Saved data entries:
==================================================
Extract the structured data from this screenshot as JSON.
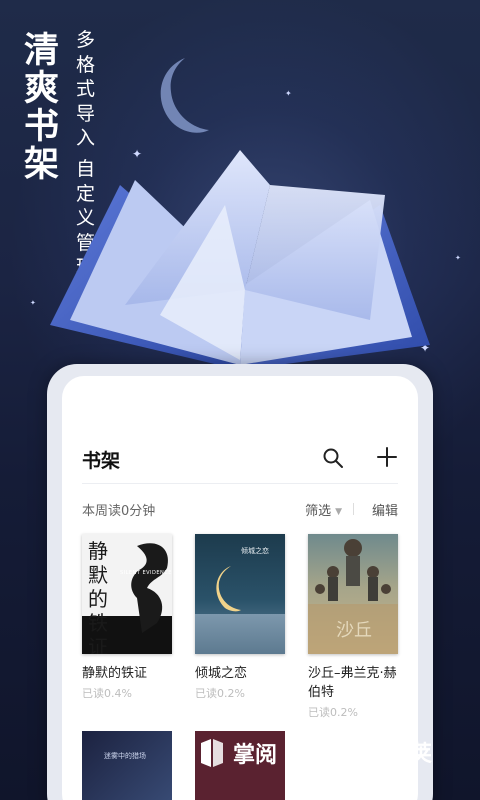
{
  "promo": {
    "headline": "清爽书架",
    "tagline_col1": "多格式导入",
    "tagline_col2": "自定义管理"
  },
  "bookshelf": {
    "title": "书架",
    "weekly_reading": "本周读0分钟",
    "filter_label": "筛选",
    "edit_label": "编辑",
    "books": [
      {
        "title": "静默的铁证",
        "progress": "已读0.4%",
        "cover_title": "静默的铁证",
        "cover_subtitle": "SILENT EVIDENCE"
      },
      {
        "title": "倾城之恋",
        "progress": "已读0.2%",
        "cover_title": "倾城之恋"
      },
      {
        "title": "沙丘–弗兰克·赫伯特",
        "progress": "已读0.2%",
        "cover_title": "沙丘"
      }
    ],
    "row2_partial_cover_text": "迷雾中的猎场"
  },
  "logos": {
    "zhangyue": "掌阅",
    "wandoujia": "豌豆荚"
  },
  "colors": {
    "background": "#1b2443",
    "card": "#ffffff",
    "text_primary": "#222222",
    "text_muted": "#bdbdbd"
  },
  "icons": [
    "search-icon",
    "plus-icon",
    "dropdown-caret-icon",
    "moon-icon",
    "star-icon",
    "open-book-illustration",
    "zhangyue-logo-icon",
    "wandoujia-logo-icon"
  ]
}
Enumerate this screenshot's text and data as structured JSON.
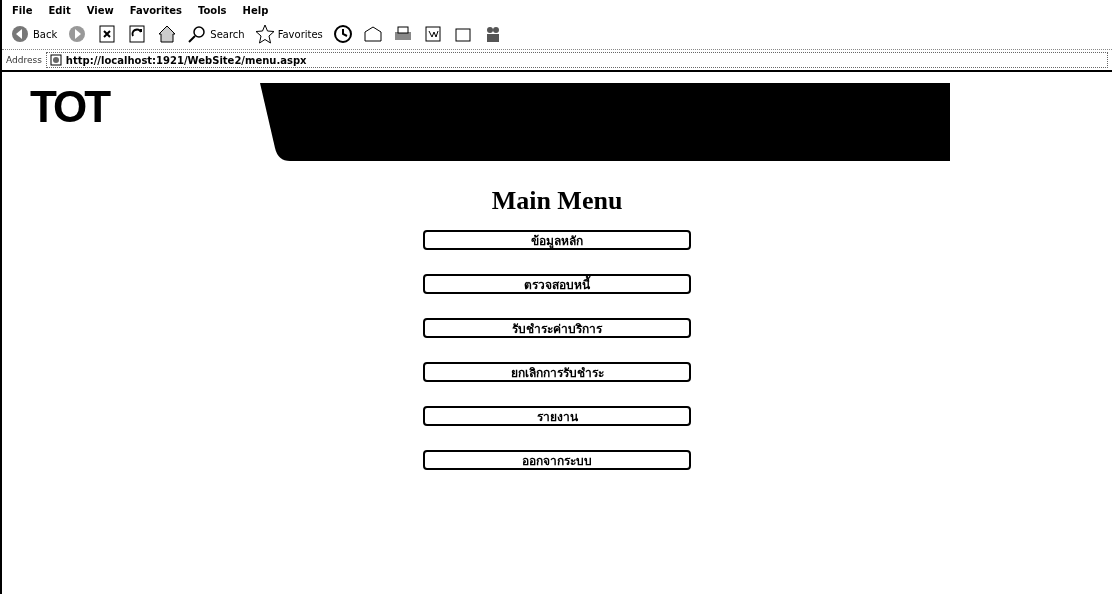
{
  "menu_bar": [
    "File",
    "Edit",
    "View",
    "Favorites",
    "Tools",
    "Help"
  ],
  "toolbar": [
    {
      "kind": "back",
      "label": "Back"
    },
    {
      "kind": "forward"
    },
    {
      "kind": "stop"
    },
    {
      "kind": "refresh"
    },
    {
      "kind": "home"
    },
    {
      "kind": "search",
      "label": "Search"
    },
    {
      "kind": "favorites",
      "label": "Favorites"
    },
    {
      "kind": "history"
    },
    {
      "kind": "mail"
    },
    {
      "kind": "print"
    },
    {
      "kind": "edit"
    },
    {
      "kind": "discuss"
    },
    {
      "kind": "messenger"
    }
  ],
  "address_bar": {
    "label": "Address",
    "url": "http://localhost:1921/WebSite2/menu.aspx"
  },
  "page": {
    "logo": "TOT",
    "heading": "Main Menu",
    "buttons": [
      {
        "label": "ข้อมูลหลัก"
      },
      {
        "label": "ตรวจสอบหนี้"
      },
      {
        "label": "รับชำระค่าบริการ"
      },
      {
        "label": "ยกเลิกการรับชำระ"
      },
      {
        "label": "รายงาน"
      },
      {
        "label": "ออกจากระบบ"
      }
    ]
  }
}
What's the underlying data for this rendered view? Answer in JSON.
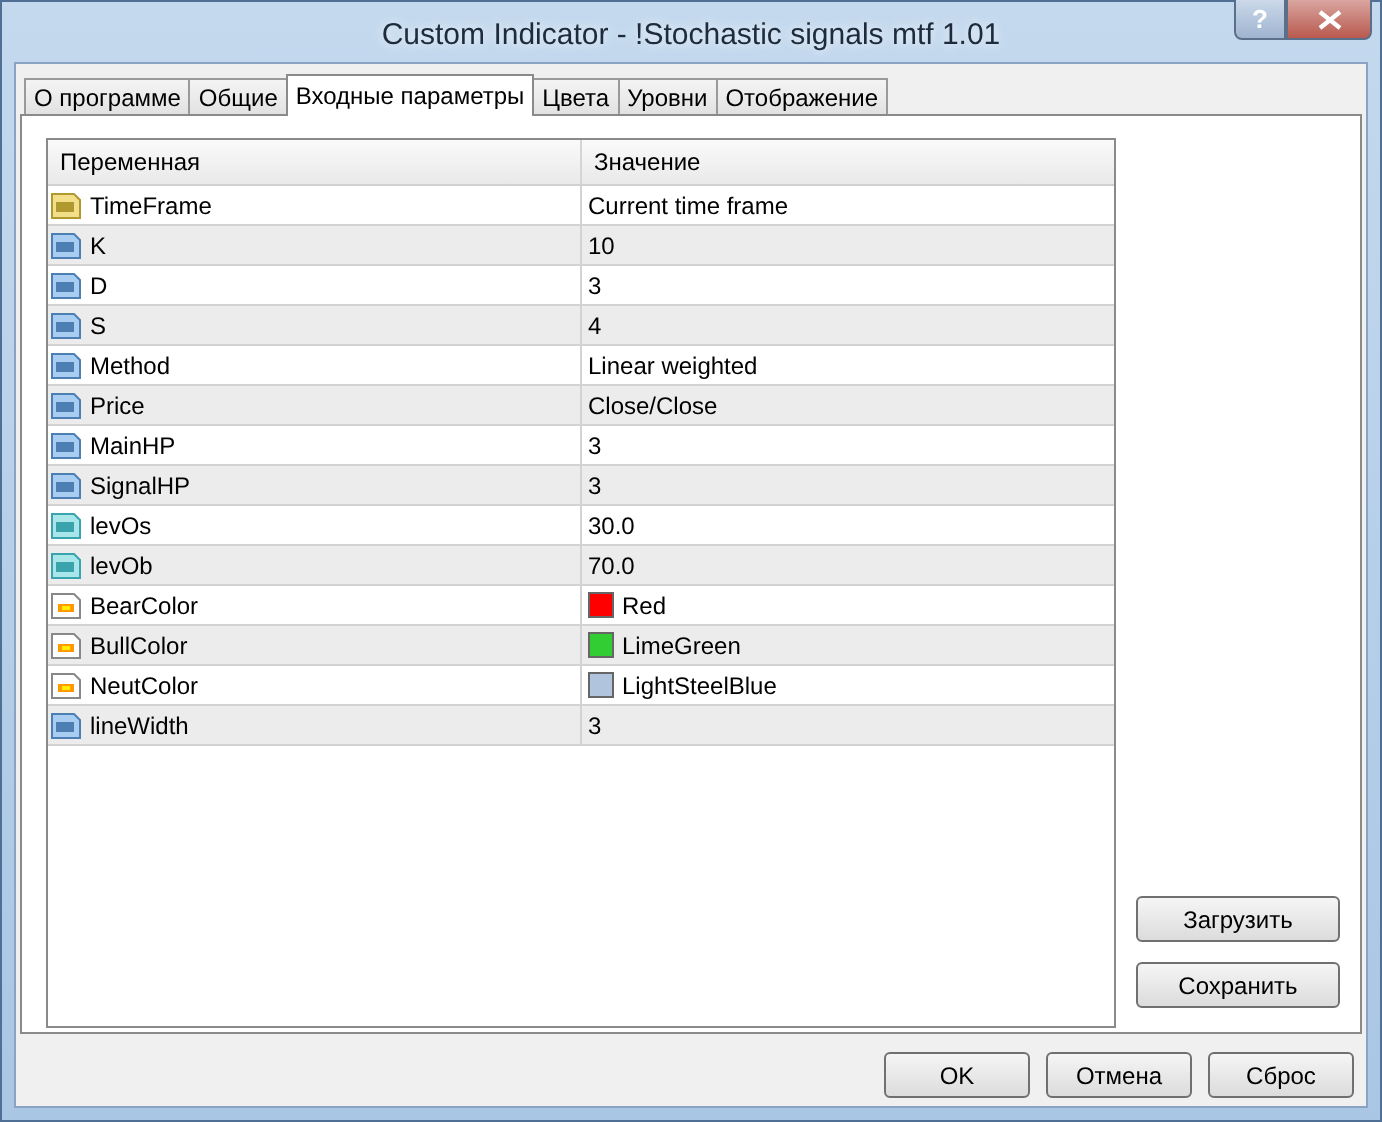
{
  "window": {
    "title": "Custom Indicator - !Stochastic signals mtf 1.01",
    "help": "?"
  },
  "tabs": [
    {
      "label": "О программе",
      "selected": false
    },
    {
      "label": "Общие",
      "selected": false
    },
    {
      "label": "Входные параметры",
      "selected": true
    },
    {
      "label": "Цвета",
      "selected": false
    },
    {
      "label": "Уровни",
      "selected": false
    },
    {
      "label": "Отображение",
      "selected": false
    }
  ],
  "table": {
    "columns": [
      "Переменная",
      "Значение"
    ],
    "rows": [
      {
        "kind": "string",
        "name": "TimeFrame",
        "value": "Current time frame"
      },
      {
        "kind": "int",
        "name": "K",
        "value": "10"
      },
      {
        "kind": "int",
        "name": "D",
        "value": "3"
      },
      {
        "kind": "int",
        "name": "S",
        "value": "4"
      },
      {
        "kind": "int",
        "name": "Method",
        "value": "Linear weighted"
      },
      {
        "kind": "int",
        "name": "Price",
        "value": "Close/Close"
      },
      {
        "kind": "int",
        "name": "MainHP",
        "value": "3"
      },
      {
        "kind": "int",
        "name": "SignalHP",
        "value": "3"
      },
      {
        "kind": "double",
        "name": "levOs",
        "value": "30.0"
      },
      {
        "kind": "double",
        "name": "levOb",
        "value": "70.0"
      },
      {
        "kind": "color",
        "name": "BearColor",
        "value": "Red",
        "color": "#ff0000"
      },
      {
        "kind": "color",
        "name": "BullColor",
        "value": "LimeGreen",
        "color": "#32cd32"
      },
      {
        "kind": "color",
        "name": "NeutColor",
        "value": "LightSteelBlue",
        "color": "#b0c4de"
      },
      {
        "kind": "int",
        "name": "lineWidth",
        "value": "3"
      }
    ]
  },
  "side_buttons": [
    "Загрузить",
    "Сохранить"
  ],
  "buttons": [
    "OK",
    "Отмена",
    "Сброс"
  ]
}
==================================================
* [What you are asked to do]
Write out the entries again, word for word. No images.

* [Expected answer]
Extract the structured data from this screenshot as JSON.
{
  "promo": {
    "headline": "清爽书架",
    "tagline_col1": "多格式导入",
    "tagline_col2": "自定义管理"
  },
  "bookshelf": {
    "title": "书架",
    "weekly_reading": "本周读0分钟",
    "filter_label": "筛选",
    "edit_label": "编辑",
    "books": [
      {
        "title": "静默的铁证",
        "progress": "已读0.4%",
        "cover_title": "静默的铁证",
        "cover_subtitle": "SILENT EVIDENCE"
      },
      {
        "title": "倾城之恋",
        "progress": "已读0.2%",
        "cover_title": "倾城之恋"
      },
      {
        "title": "沙丘–弗兰克·赫伯特",
        "progress": "已读0.2%",
        "cover_title": "沙丘"
      }
    ],
    "row2_partial_cover_text": "迷雾中的猎场"
  },
  "logos": {
    "zhangyue": "掌阅",
    "wandoujia": "豌豆荚"
  },
  "colors": {
    "background": "#1b2443",
    "card": "#ffffff",
    "text_primary": "#222222",
    "text_muted": "#bdbdbd"
  },
  "icons": [
    "search-icon",
    "plus-icon",
    "dropdown-caret-icon",
    "moon-icon",
    "star-icon",
    "open-book-illustration",
    "zhangyue-logo-icon",
    "wandoujia-logo-icon"
  ]
}
Enumerate this screenshot's text and data as structured JSON.
{
  "menu_bar": [
    "File",
    "Edit",
    "View",
    "Favorites",
    "Tools",
    "Help"
  ],
  "toolbar": [
    {
      "kind": "back",
      "label": "Back"
    },
    {
      "kind": "forward"
    },
    {
      "kind": "stop"
    },
    {
      "kind": "refresh"
    },
    {
      "kind": "home"
    },
    {
      "kind": "search",
      "label": "Search"
    },
    {
      "kind": "favorites",
      "label": "Favorites"
    },
    {
      "kind": "history"
    },
    {
      "kind": "mail"
    },
    {
      "kind": "print"
    },
    {
      "kind": "edit"
    },
    {
      "kind": "discuss"
    },
    {
      "kind": "messenger"
    }
  ],
  "address_bar": {
    "label": "Address",
    "url": "http://localhost:1921/WebSite2/menu.aspx"
  },
  "page": {
    "logo": "TOT",
    "heading": "Main Menu",
    "buttons": [
      {
        "label": "ข้อมูลหลัก"
      },
      {
        "label": "ตรวจสอบหนี้"
      },
      {
        "label": "รับชำระค่าบริการ"
      },
      {
        "label": "ยกเลิกการรับชำระ"
      },
      {
        "label": "รายงาน"
      },
      {
        "label": "ออกจากระบบ"
      }
    ]
  }
}
What's the underlying data for this rendered view? Answer in JSON.
{
  "window": {
    "title": "Custom Indicator - !Stochastic signals mtf 1.01",
    "help": "?"
  },
  "tabs": [
    {
      "label": "О программе",
      "selected": false
    },
    {
      "label": "Общие",
      "selected": false
    },
    {
      "label": "Входные параметры",
      "selected": true
    },
    {
      "label": "Цвета",
      "selected": false
    },
    {
      "label": "Уровни",
      "selected": false
    },
    {
      "label": "Отображение",
      "selected": false
    }
  ],
  "table": {
    "columns": [
      "Переменная",
      "Значение"
    ],
    "rows": [
      {
        "kind": "string",
        "name": "TimeFrame",
        "value": "Current time frame"
      },
      {
        "kind": "int",
        "name": "K",
        "value": "10"
      },
      {
        "kind": "int",
        "name": "D",
        "value": "3"
      },
      {
        "kind": "int",
        "name": "S",
        "value": "4"
      },
      {
        "kind": "int",
        "name": "Method",
        "value": "Linear weighted"
      },
      {
        "kind": "int",
        "name": "Price",
        "value": "Close/Close"
      },
      {
        "kind": "int",
        "name": "MainHP",
        "value": "3"
      },
      {
        "kind": "int",
        "name": "SignalHP",
        "value": "3"
      },
      {
        "kind": "double",
        "name": "levOs",
        "value": "30.0"
      },
      {
        "kind": "double",
        "name": "levOb",
        "value": "70.0"
      },
      {
        "kind": "color",
        "name": "BearColor",
        "value": "Red",
        "color": "#ff0000"
      },
      {
        "kind": "color",
        "name": "BullColor",
        "value": "LimeGreen",
        "color": "#32cd32"
      },
      {
        "kind": "color",
        "name": "NeutColor",
        "value": "LightSteelBlue",
        "color": "#b0c4de"
      },
      {
        "kind": "int",
        "name": "lineWidth",
        "value": "3"
      }
    ]
  },
  "side_buttons": [
    "Загрузить",
    "Сохранить"
  ],
  "buttons": [
    "OK",
    "Отмена",
    "Сброс"
  ]
}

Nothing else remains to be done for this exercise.